TASK OBJECTIVE: Every record should be copied exactly, except that pictures are to be omitted.
[DATA EXTRACTS — start]
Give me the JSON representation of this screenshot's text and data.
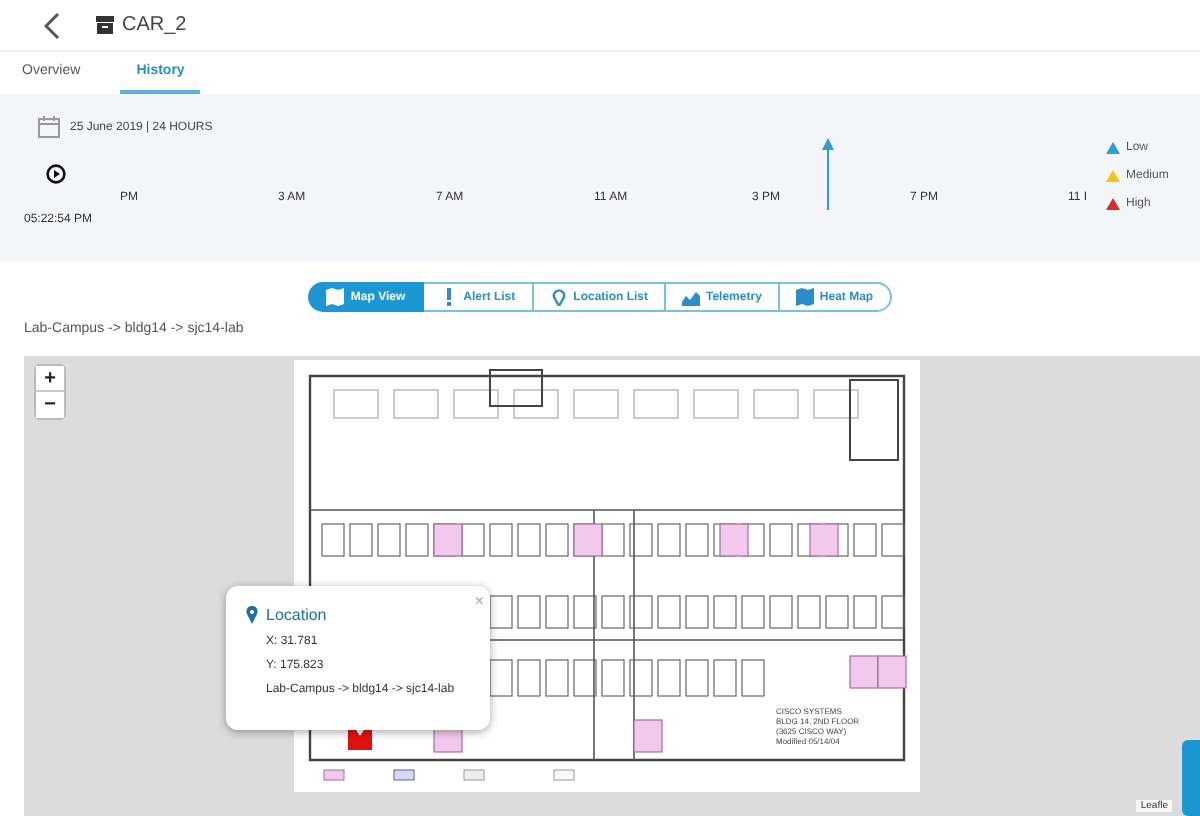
{
  "header": {
    "title": "CAR_2"
  },
  "tabs": [
    {
      "label": "Overview",
      "selected": false
    },
    {
      "label": "History",
      "selected": true
    }
  ],
  "timeline": {
    "date": "25 June 2019 | 24 HOURS",
    "current_time": "05:22:54 PM",
    "ticks": [
      "PM",
      "3 AM",
      "7 AM",
      "11 AM",
      "3 PM",
      "7 PM",
      "11 I"
    ],
    "legend": [
      {
        "label": "Low",
        "color": "#2a9fd6"
      },
      {
        "label": "Medium",
        "color": "#f0c419"
      },
      {
        "label": "High",
        "color": "#d0312d"
      }
    ]
  },
  "views": [
    {
      "label": "Map View",
      "kind": "map",
      "selected": true
    },
    {
      "label": "Alert List",
      "kind": "alert",
      "selected": false
    },
    {
      "label": "Location List",
      "kind": "pin",
      "selected": false
    },
    {
      "label": "Telemetry",
      "kind": "chart",
      "selected": false
    },
    {
      "label": "Heat Map",
      "kind": "map",
      "selected": false
    }
  ],
  "breadcrumb": "Lab-Campus -> bldg14 -> sjc14-lab",
  "map": {
    "zoom_in": "+",
    "zoom_out": "−",
    "attribution": "Leafle",
    "plan_caption": [
      "CISCO SYSTEMS",
      "BLDG 14, 2ND FLOOR",
      "(3625 CISCO WAY)",
      "Modified 05/14/04"
    ],
    "popup": {
      "close": "×",
      "title": "Location",
      "x": "X: 31.781",
      "y": "Y: 175.823",
      "path": "Lab-Campus -> bldg14 -> sjc14-lab"
    }
  }
}
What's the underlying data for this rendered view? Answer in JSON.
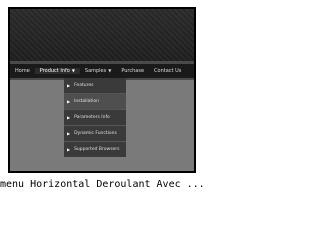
{
  "menu": {
    "items": [
      {
        "label": "Home"
      },
      {
        "label": "Product Info",
        "has_submenu": true
      },
      {
        "label": "Samples",
        "has_submenu": true
      },
      {
        "label": "Purchase"
      },
      {
        "label": "Contact Us"
      }
    ]
  },
  "dropdown": {
    "items": [
      {
        "label": "Features"
      },
      {
        "label": "Installation"
      },
      {
        "label": "Parameters Info"
      },
      {
        "label": "Dynamic Functions"
      },
      {
        "label": "Supported Browsers"
      }
    ]
  },
  "caption": "menu Horizontal Deroulant Avec ...",
  "colors": {
    "frame": "#000000",
    "menubar": "#1a1a1a",
    "dropdown": "#3a3a3a",
    "panel": "#7a7a7a"
  }
}
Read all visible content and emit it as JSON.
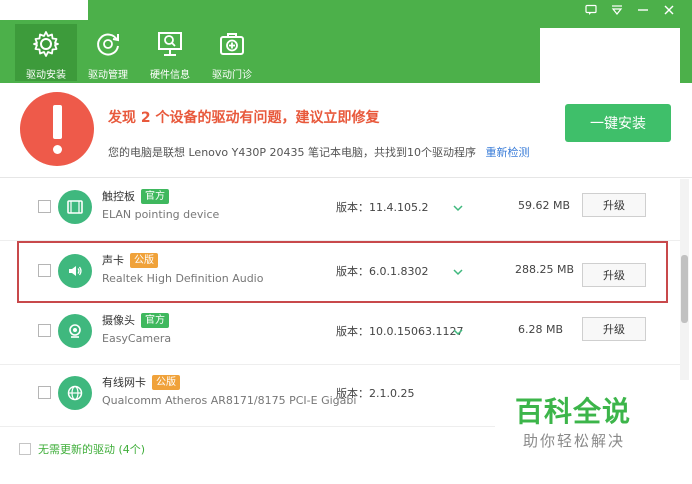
{
  "nav": {
    "tabs": [
      {
        "label": "驱动安装",
        "icon": "gear-icon",
        "active": true
      },
      {
        "label": "驱动管理",
        "icon": "refresh-icon",
        "active": false
      },
      {
        "label": "硬件信息",
        "icon": "monitor-search-icon",
        "active": false
      },
      {
        "label": "驱动门诊",
        "icon": "medical-box-icon",
        "active": false
      }
    ]
  },
  "window_controls": [
    "message-icon",
    "dropdown-icon",
    "minimize-icon",
    "close-icon"
  ],
  "alert": {
    "title": "发现 2 个设备的驱动有问题，建议立即修复",
    "description": "您的电脑是联想 Lenovo Y430P 20435 笔记本电脑，共找到10个驱动程序",
    "rescan_label": "重新检测",
    "install_label": "一键安装"
  },
  "drivers": [
    {
      "name": "触控板",
      "badge": "官方",
      "badge_type": "official",
      "model": "ELAN pointing device",
      "version": "版本：11.4.105.2",
      "size": "59.62 MB",
      "action": "升级",
      "icon": "touchpad-icon",
      "highlight": false
    },
    {
      "name": "声卡",
      "badge": "公版",
      "badge_type": "public",
      "model": "Realtek High Definition Audio",
      "version": "版本：6.0.1.8302",
      "size": "288.25 MB",
      "action": "升级",
      "icon": "speaker-icon",
      "highlight": true
    },
    {
      "name": "摄像头",
      "badge": "官方",
      "badge_type": "official",
      "model": "EasyCamera",
      "version": "版本：10.0.15063.1127",
      "size": "6.28 MB",
      "action": "升级",
      "icon": "camera-icon",
      "highlight": false
    },
    {
      "name": "有线网卡",
      "badge": "公版",
      "badge_type": "public",
      "model": "Qualcomm Atheros AR8171/8175 PCI-E Gigabi",
      "version": "版本：2.1.0.25",
      "size": "",
      "action": "",
      "icon": "globe-icon",
      "highlight": false
    }
  ],
  "footer": {
    "label": "无需更新的驱动 (4个)"
  },
  "watermark": {
    "main": "百科全说",
    "sub": "助你轻松解决"
  },
  "colors": {
    "header_green": "#4cb04a",
    "alert_red": "#ee5a4a",
    "install_green": "#3fbf6a",
    "highlight_border": "#c8494b"
  }
}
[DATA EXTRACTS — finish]
ANSWER:
Give me the JSON representation of this screenshot's text and data.
{
  "header": {
    "title": "CAR_2"
  },
  "tabs": [
    {
      "label": "Overview",
      "selected": false
    },
    {
      "label": "History",
      "selected": true
    }
  ],
  "timeline": {
    "date": "25 June 2019 | 24 HOURS",
    "current_time": "05:22:54 PM",
    "ticks": [
      "PM",
      "3 AM",
      "7 AM",
      "11 AM",
      "3 PM",
      "7 PM",
      "11 I"
    ],
    "legend": [
      {
        "label": "Low",
        "color": "#2a9fd6"
      },
      {
        "label": "Medium",
        "color": "#f0c419"
      },
      {
        "label": "High",
        "color": "#d0312d"
      }
    ]
  },
  "views": [
    {
      "label": "Map View",
      "kind": "map",
      "selected": true
    },
    {
      "label": "Alert List",
      "kind": "alert",
      "selected": false
    },
    {
      "label": "Location List",
      "kind": "pin",
      "selected": false
    },
    {
      "label": "Telemetry",
      "kind": "chart",
      "selected": false
    },
    {
      "label": "Heat Map",
      "kind": "map",
      "selected": false
    }
  ],
  "breadcrumb": "Lab-Campus -> bldg14 -> sjc14-lab",
  "map": {
    "zoom_in": "+",
    "zoom_out": "−",
    "attribution": "Leafle",
    "plan_caption": [
      "CISCO SYSTEMS",
      "BLDG 14, 2ND FLOOR",
      "(3625 CISCO WAY)",
      "Modified 05/14/04"
    ],
    "popup": {
      "close": "×",
      "title": "Location",
      "x": "X: 31.781",
      "y": "Y: 175.823",
      "path": "Lab-Campus -> bldg14 -> sjc14-lab"
    }
  }
}
What's the underlying data for this rendered view? Answer in JSON.
{
  "menu": {
    "items": [
      {
        "label": "Home"
      },
      {
        "label": "Product Info",
        "has_submenu": true
      },
      {
        "label": "Samples",
        "has_submenu": true
      },
      {
        "label": "Purchase"
      },
      {
        "label": "Contact Us"
      }
    ]
  },
  "dropdown": {
    "items": [
      {
        "label": "Features"
      },
      {
        "label": "Installation"
      },
      {
        "label": "Parameters Info"
      },
      {
        "label": "Dynamic Functions"
      },
      {
        "label": "Supported Browsers"
      }
    ]
  },
  "caption": "menu Horizontal Deroulant Avec ...",
  "colors": {
    "frame": "#000000",
    "menubar": "#1a1a1a",
    "dropdown": "#3a3a3a",
    "panel": "#7a7a7a"
  }
}
Read all visible content and emit it as JSON.
{
  "nav": {
    "tabs": [
      {
        "label": "驱动安装",
        "icon": "gear-icon",
        "active": true
      },
      {
        "label": "驱动管理",
        "icon": "refresh-icon",
        "active": false
      },
      {
        "label": "硬件信息",
        "icon": "monitor-search-icon",
        "active": false
      },
      {
        "label": "驱动门诊",
        "icon": "medical-box-icon",
        "active": false
      }
    ]
  },
  "window_controls": [
    "message-icon",
    "dropdown-icon",
    "minimize-icon",
    "close-icon"
  ],
  "alert": {
    "title": "发现 2 个设备的驱动有问题，建议立即修复",
    "description": "您的电脑是联想 Lenovo Y430P 20435 笔记本电脑，共找到10个驱动程序",
    "rescan_label": "重新检测",
    "install_label": "一键安装"
  },
  "drivers": [
    {
      "name": "触控板",
      "badge": "官方",
      "badge_type": "official",
      "model": "ELAN pointing device",
      "version": "版本：11.4.105.2",
      "size": "59.62 MB",
      "action": "升级",
      "icon": "touchpad-icon",
      "highlight": false
    },
    {
      "name": "声卡",
      "badge": "公版",
      "badge_type": "public",
      "model": "Realtek High Definition Audio",
      "version": "版本：6.0.1.8302",
      "size": "288.25 MB",
      "action": "升级",
      "icon": "speaker-icon",
      "highlight": true
    },
    {
      "name": "摄像头",
      "badge": "官方",
      "badge_type": "official",
      "model": "EasyCamera",
      "version": "版本：10.0.15063.1127",
      "size": "6.28 MB",
      "action": "升级",
      "icon": "camera-icon",
      "highlight": false
    },
    {
      "name": "有线网卡",
      "badge": "公版",
      "badge_type": "public",
      "model": "Qualcomm Atheros AR8171/8175 PCI-E Gigabi",
      "version": "版本：2.1.0.25",
      "size": "",
      "action": "",
      "icon": "globe-icon",
      "highlight": false
    }
  ],
  "footer": {
    "label": "无需更新的驱动 (4个)"
  },
  "watermark": {
    "main": "百科全说",
    "sub": "助你轻松解决"
  },
  "colors": {
    "header_green": "#4cb04a",
    "alert_red": "#ee5a4a",
    "install_green": "#3fbf6a",
    "highlight_border": "#c8494b"
  }
}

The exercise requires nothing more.